▶ **What the task requires**:
The entries that follow should be repeated exactly, with no pictures kept.

★ ★ ★ ★ ★ ★ ★

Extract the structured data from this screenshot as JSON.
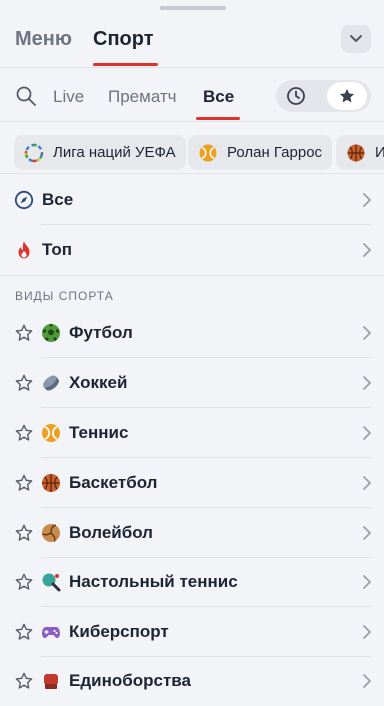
{
  "header": {
    "tabs": [
      {
        "label": "Меню",
        "active": false
      },
      {
        "label": "Спорт",
        "active": true
      }
    ]
  },
  "filters": {
    "tabs": [
      {
        "label": "Live",
        "active": false
      },
      {
        "label": "Прематч",
        "active": false
      },
      {
        "label": "Все",
        "active": true
      }
    ],
    "toggles": [
      "clock-icon",
      "star-icon"
    ],
    "active_toggle": "star-icon"
  },
  "chips": [
    {
      "label": "Лига наций УЕФА",
      "icon": "uefa-icon"
    },
    {
      "label": "Ролан Гаррос",
      "icon": "tennis-ball-icon"
    },
    {
      "label": "Ис",
      "icon": "basketball-icon"
    }
  ],
  "quick_links": [
    {
      "label": "Все",
      "icon": "compass-icon"
    },
    {
      "label": "Топ",
      "icon": "fire-icon"
    }
  ],
  "section": {
    "title": "ВИДЫ СПОРТА"
  },
  "sports": [
    {
      "label": "Футбол",
      "icon": "football-icon"
    },
    {
      "label": "Хоккей",
      "icon": "hockey-puck-icon"
    },
    {
      "label": "Теннис",
      "icon": "tennis-ball-icon"
    },
    {
      "label": "Баскетбол",
      "icon": "basketball-icon"
    },
    {
      "label": "Волейбол",
      "icon": "volleyball-icon"
    },
    {
      "label": "Настольный теннис",
      "icon": "table-tennis-icon"
    },
    {
      "label": "Киберспорт",
      "icon": "gamepad-icon"
    },
    {
      "label": "Единоборства",
      "icon": "boxing-glove-icon"
    }
  ],
  "colors": {
    "accent": "#e0322c",
    "text": "#1d2433",
    "muted": "#6e7480",
    "background": "#f3f4f7"
  }
}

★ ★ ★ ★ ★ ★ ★

▶ **Response area**:
Extract the structured data from this screenshot as JSON.
{
  "header": {
    "tabs": [
      {
        "label": "Меню",
        "active": false
      },
      {
        "label": "Спорт",
        "active": true
      }
    ]
  },
  "filters": {
    "tabs": [
      {
        "label": "Live",
        "active": false
      },
      {
        "label": "Прематч",
        "active": false
      },
      {
        "label": "Все",
        "active": true
      }
    ],
    "toggles": [
      "clock-icon",
      "star-icon"
    ],
    "active_toggle": "star-icon"
  },
  "chips": [
    {
      "label": "Лига наций УЕФА",
      "icon": "uefa-icon"
    },
    {
      "label": "Ролан Гаррос",
      "icon": "tennis-ball-icon"
    },
    {
      "label": "Ис",
      "icon": "basketball-icon"
    }
  ],
  "quick_links": [
    {
      "label": "Все",
      "icon": "compass-icon"
    },
    {
      "label": "Топ",
      "icon": "fire-icon"
    }
  ],
  "section": {
    "title": "ВИДЫ СПОРТА"
  },
  "sports": [
    {
      "label": "Футбол",
      "icon": "football-icon"
    },
    {
      "label": "Хоккей",
      "icon": "hockey-puck-icon"
    },
    {
      "label": "Теннис",
      "icon": "tennis-ball-icon"
    },
    {
      "label": "Баскетбол",
      "icon": "basketball-icon"
    },
    {
      "label": "Волейбол",
      "icon": "volleyball-icon"
    },
    {
      "label": "Настольный теннис",
      "icon": "table-tennis-icon"
    },
    {
      "label": "Киберспорт",
      "icon": "gamepad-icon"
    },
    {
      "label": "Единоборства",
      "icon": "boxing-glove-icon"
    }
  ],
  "colors": {
    "accent": "#e0322c",
    "text": "#1d2433",
    "muted": "#6e7480",
    "background": "#f3f4f7"
  }
}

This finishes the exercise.